A striking range of individual differences has recently been reported in three different visual search tasks. These differences in performance can be attributed to strategy, that is, the efficiency with which participants control their search to complete the task quickly and accurately. Here we ask if an individual’s strategy and performance in one search task is correlated with how they perform in the other two. We tested 64 observers and found that even though the test-retest reliability of the tasks was high, an observer’s performance and strategy in one task was not predictive of their behaviour in the other two. These results suggest search strategies are stable over time, but context-specific. To understand visual search we therefore need to account not only for differences between individuals, but also how individuals interact with the search task and context.

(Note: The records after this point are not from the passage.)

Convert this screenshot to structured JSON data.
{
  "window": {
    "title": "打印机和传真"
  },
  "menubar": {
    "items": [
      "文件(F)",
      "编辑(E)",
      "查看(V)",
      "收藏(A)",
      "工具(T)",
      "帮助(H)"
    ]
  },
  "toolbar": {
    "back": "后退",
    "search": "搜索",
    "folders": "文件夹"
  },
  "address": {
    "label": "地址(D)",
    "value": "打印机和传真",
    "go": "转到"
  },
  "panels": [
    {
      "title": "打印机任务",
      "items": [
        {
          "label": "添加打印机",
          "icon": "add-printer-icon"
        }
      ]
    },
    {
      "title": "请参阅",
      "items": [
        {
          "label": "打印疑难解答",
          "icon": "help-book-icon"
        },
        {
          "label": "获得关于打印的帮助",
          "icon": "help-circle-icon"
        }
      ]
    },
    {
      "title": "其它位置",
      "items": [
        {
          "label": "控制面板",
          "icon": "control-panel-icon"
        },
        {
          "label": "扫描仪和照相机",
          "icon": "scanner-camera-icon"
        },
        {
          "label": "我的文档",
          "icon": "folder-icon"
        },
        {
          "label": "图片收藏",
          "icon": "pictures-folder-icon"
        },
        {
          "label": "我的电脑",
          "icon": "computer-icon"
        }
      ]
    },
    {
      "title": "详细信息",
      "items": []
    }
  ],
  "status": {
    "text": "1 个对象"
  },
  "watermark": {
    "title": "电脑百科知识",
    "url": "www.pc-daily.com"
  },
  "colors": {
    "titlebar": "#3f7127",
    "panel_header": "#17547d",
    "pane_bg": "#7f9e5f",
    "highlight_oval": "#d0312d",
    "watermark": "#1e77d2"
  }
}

Clarke, A. D. F., Irons, J. L., James, W., Leber, A. B., & Hunt, A. R. (2020). Stable individual differences in strategies within, but not between, visual search tasks. Quarterly Journal of Experimental Psychology. https://doi.org/10.1177%2F1747021820929190